In baseball, three strikes means you’re out.
In March of 2009, I published a post to this blog titled Why NOT TheKnot.com, in which I explained how poorly and unprofessionally I had been treated as an advertising vendor with their website (read the first two paragraphs of that article for the cliff notes). I then sent that article to both my sales representative, and The Knot main email, hoping that someone there would be concerned with a concept called “customer service”, and reach out to try and rectify the situation. I got no response.
Strike Two – About a year later, I got a call from a Knot employee, saying “I understand you used to advertise with The Knot, and I’d like to know if we can earn your business again”, to which I politely replied, “Let me send you something”. I forwarded her a link to the article I wrote. I never heard from her again.
This week I got yet another call from a Knot representative. He essentially introduced himself with the same “can we earn your business again” line, and went on to say that something like 80% of all brides register with The Knot. I’m not sure how they come up with that statistic, but regardless of it’s accuracy I can’t soon forget their utter disregard for me as a customer in the past.
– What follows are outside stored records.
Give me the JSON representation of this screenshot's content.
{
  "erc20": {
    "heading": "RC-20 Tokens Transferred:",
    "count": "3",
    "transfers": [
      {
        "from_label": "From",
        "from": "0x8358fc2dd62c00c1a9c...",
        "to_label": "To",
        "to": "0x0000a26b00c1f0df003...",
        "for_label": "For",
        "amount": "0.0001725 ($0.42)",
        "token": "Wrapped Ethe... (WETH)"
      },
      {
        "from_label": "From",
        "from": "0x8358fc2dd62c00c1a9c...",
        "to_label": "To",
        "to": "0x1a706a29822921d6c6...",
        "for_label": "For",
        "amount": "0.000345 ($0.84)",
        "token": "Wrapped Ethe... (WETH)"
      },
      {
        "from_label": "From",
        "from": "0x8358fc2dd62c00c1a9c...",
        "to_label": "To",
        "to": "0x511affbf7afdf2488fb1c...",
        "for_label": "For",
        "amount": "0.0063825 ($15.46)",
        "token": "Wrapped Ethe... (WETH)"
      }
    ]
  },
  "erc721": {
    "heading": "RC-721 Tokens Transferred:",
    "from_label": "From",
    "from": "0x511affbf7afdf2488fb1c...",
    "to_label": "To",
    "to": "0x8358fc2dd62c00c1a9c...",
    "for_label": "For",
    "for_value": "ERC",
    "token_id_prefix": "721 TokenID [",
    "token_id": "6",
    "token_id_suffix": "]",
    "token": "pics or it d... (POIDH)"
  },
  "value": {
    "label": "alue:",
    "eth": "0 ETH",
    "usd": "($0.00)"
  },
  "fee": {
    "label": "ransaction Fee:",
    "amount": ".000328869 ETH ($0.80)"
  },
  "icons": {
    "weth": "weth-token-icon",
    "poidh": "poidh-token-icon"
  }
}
I joked with the man, who was very pleasant, and when I offered to send him a link that might better explain my position, he gave me his email address and said he would be happy to read it and see what he could do.
This was his response.
Thanks for taking the time to share your thoughts and concerns with me.
Whereas, I don’t fully agree with all your thoughts, it appears that there were some legitimate reasons for concern.
I’m sorry an amicable resolution could not be reached between you and The Knot.
Best of luck with your future endeavors.
Might I add this representative’s job title was listed as “Client Relations/Account Executive, The Knot Inc”.
So strike three. Three times I brought my case to the attention of someone at The Knot, with the first two being ignored completely and the last one apologizing (the first apology I’ve gotten from The Knot), yet taking no action. So much for client relations. As for which thoughts he didn’t agree with I have no idea.
It would seem that no representative at The Knot saw this as something to be escalated to a superior to be handled. Since The Knot has not replied to or denied any of my claims, I can only come to one conclusion… They just don’t care. They don’t want to earn my business nor provide any service of value (certainly not customer service), they just see me as a potential sale.
The Knot simply doesn’t care.
But their lack of concern isn’t limited to the vendors who spend money to advertise with them. Their indifference extends to the brides who frequent their website, read their magazine, and trust them as a reliable resource. In April of 2009, I published another article titled Untying The Knot, in which I discovered The Knot not just featuring, but endorsing vendors and services that were less than scrupulous.
As I said before, The Knot is not in the business of helping brides find reputable services or helping wedding vendors get more business. The Knot is in the business of making lots of money, and selling an infinite amount of overpriced advertising which becomes more and more diluted by the day. The representatives statement that 80% of brides sign up for The Knot – although highly unlikely and impossible to prove – means very little. Yes the site [currently] garners more traffic than other wedding websites, that doesn’t mean they ever go back. Of the brides we have spoken with, roughly half of them claim to have ever gone to the site, with the other cannot remember if they actually signed up, but say they did not use it as a primary resource for any of their wedding services.
So vendors, don’t be dazzled by their statistical propaganda, and brides, remember that the trusted Knot will endorse any company, regardless of their reputation. Do your own research, it’s all out there on the internet.
As always, I invite any one of The Knot’s management or higher-ups to respond.
Cutting Edge Entertainment